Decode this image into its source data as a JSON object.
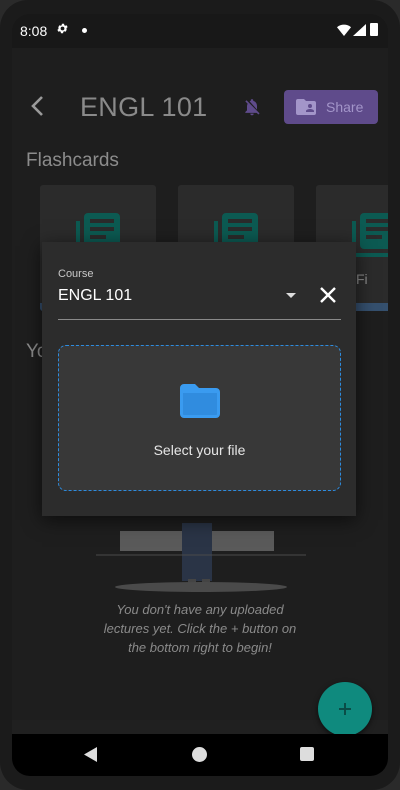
{
  "status_bar": {
    "time": "8:08",
    "icons": [
      "gear-icon",
      "notification-dot",
      "wifi-icon",
      "signal-icon",
      "battery-icon"
    ]
  },
  "header": {
    "title": "ENGL 101",
    "share_label": "Share"
  },
  "flashcards": {
    "title": "Flashcards",
    "cards": [
      {
        "label": ""
      },
      {
        "label": ""
      },
      {
        "label": "Fi"
      }
    ]
  },
  "lectures": {
    "title_partial": "Yo",
    "empty_message": "You don't have any uploaded lectures yet. Click the + button on the bottom right to begin!"
  },
  "dialog": {
    "course_label": "Course",
    "course_value": "ENGL 101",
    "dropzone_text": "Select your file"
  },
  "colors": {
    "accent_purple": "#5f4b8b",
    "teal": "#0f8a7e",
    "dropzone_border": "#2d8ce0",
    "folder_icon": "#3a9bf0"
  }
}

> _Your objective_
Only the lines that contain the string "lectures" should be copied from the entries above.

> _Written answer_
  "lectures": {
    "empty_message": "You don't have any uploaded lectures yet. Click the + button on the bottom right to begin!"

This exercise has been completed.